I’m on a panel for the NYAS’s conference on Conflicts of Interest in Healthcare: Opportunities for Self-Reflection and Action, June 24-25. Location: 7 World Trade Center. 250 Greenwich St, 40th Floor. Information and registration are here. My panel is on the 25th at 10:45 a.m. , Session VI: Hot topic discussion: getting to the truth in nutrition science. Other panelists are Mona Calvo fro Penn State, Mehmood Khan from Life Biosciences, and Linda Van Horn from Northwestern. Moderator is Julia Belluz from Vox.
WHO seeks comments on saturated fat and trans fat
The World Health Organization (WHO) is collecting comments until June 4 on its recent “consultation” (committee report) on saturated fat and trans fat.
The consultation recommends:
- Saturated fat: no more than 10% of calories
- Trans fat: no more than 1% of calories
These recommendations are consistent with
- WHO advice from 2002
- The 2015 Dietary Guidelines for Americans
- Other dietary recommendations dating back decades
I wish that dietary recommendations would refer to foods, not nutrients.
We don’t eat specific fatty acids. We eat foods containing mixtures of saturated, unsaturated, and polyunsaturated fatty acids; some foods have more than one kind than another.

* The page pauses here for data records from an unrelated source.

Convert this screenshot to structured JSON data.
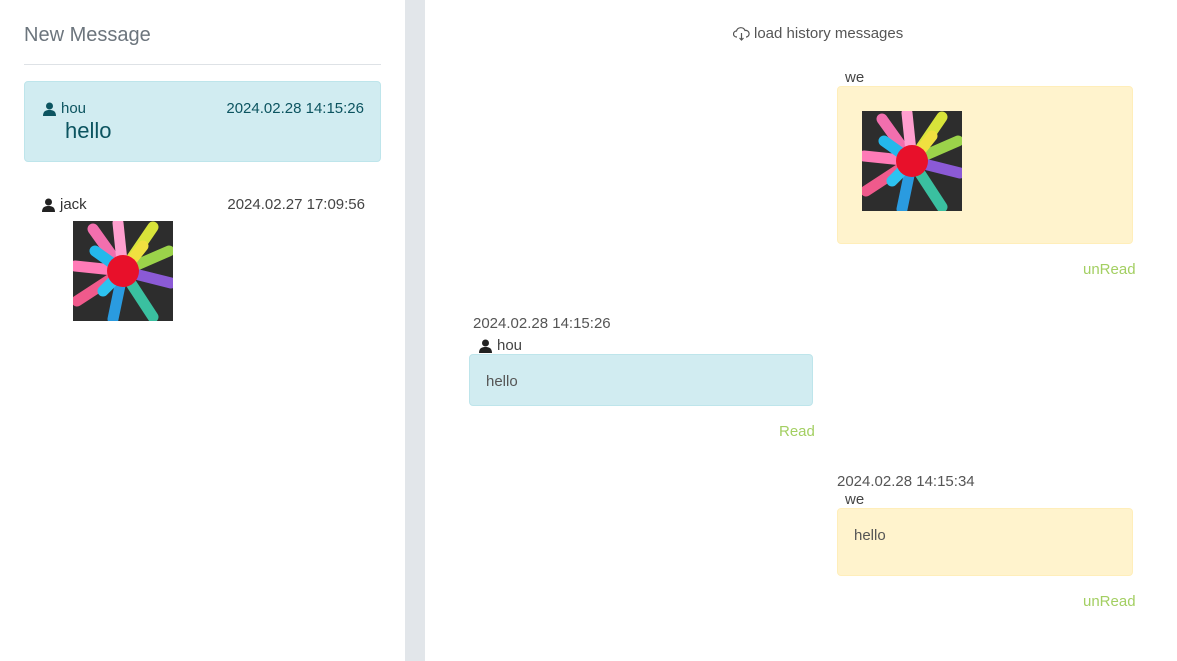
{
  "sidebar": {
    "title": "New Message",
    "conversations": [
      {
        "user": "hou",
        "time": "2024.02.28 14:15:26",
        "preview": "hello",
        "active": true
      },
      {
        "user": "jack",
        "time": "2024.02.27 17:09:56",
        "preview_type": "image",
        "active": false
      }
    ]
  },
  "chat": {
    "load_history": "load history messages",
    "messages": [
      {
        "sender": "we",
        "type": "image",
        "status": "unRead",
        "side": "right"
      },
      {
        "timestamp": "2024.02.28 14:15:26",
        "sender": "hou",
        "text": "hello",
        "status": "Read",
        "side": "left"
      },
      {
        "timestamp": "2024.02.28 14:15:34",
        "sender": "we",
        "text": "hello",
        "status": "unRead",
        "side": "right"
      }
    ]
  },
  "colors": {
    "active_bg": "#d1ecf1",
    "mine_bg": "#fff3cd",
    "status_green": "#a3cf62",
    "divider": "#e2e6ea"
  },
  "icons": {
    "user": "user-icon",
    "cloud": "cloud-download-icon",
    "image": "image-thumbnail"
  }
}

Trans fats appear in highly processed foods. Therefore, they are a euphemism for snack and other foods containing them.
As for saturated fats: the Dietary Guidelines give their main sources:
The guidelines use two layers of euphemisms.
- Saturated fat is a euphemism for meat and dairy foods; these have higher proportions of saturated fatty acids.
- “Mixed dishes” and “protein foods” are also euphemisms for meat and dairy foods.
But saying so is politically impossible.
Do comment on the WHO guidelines. It may help clarify the recommendations.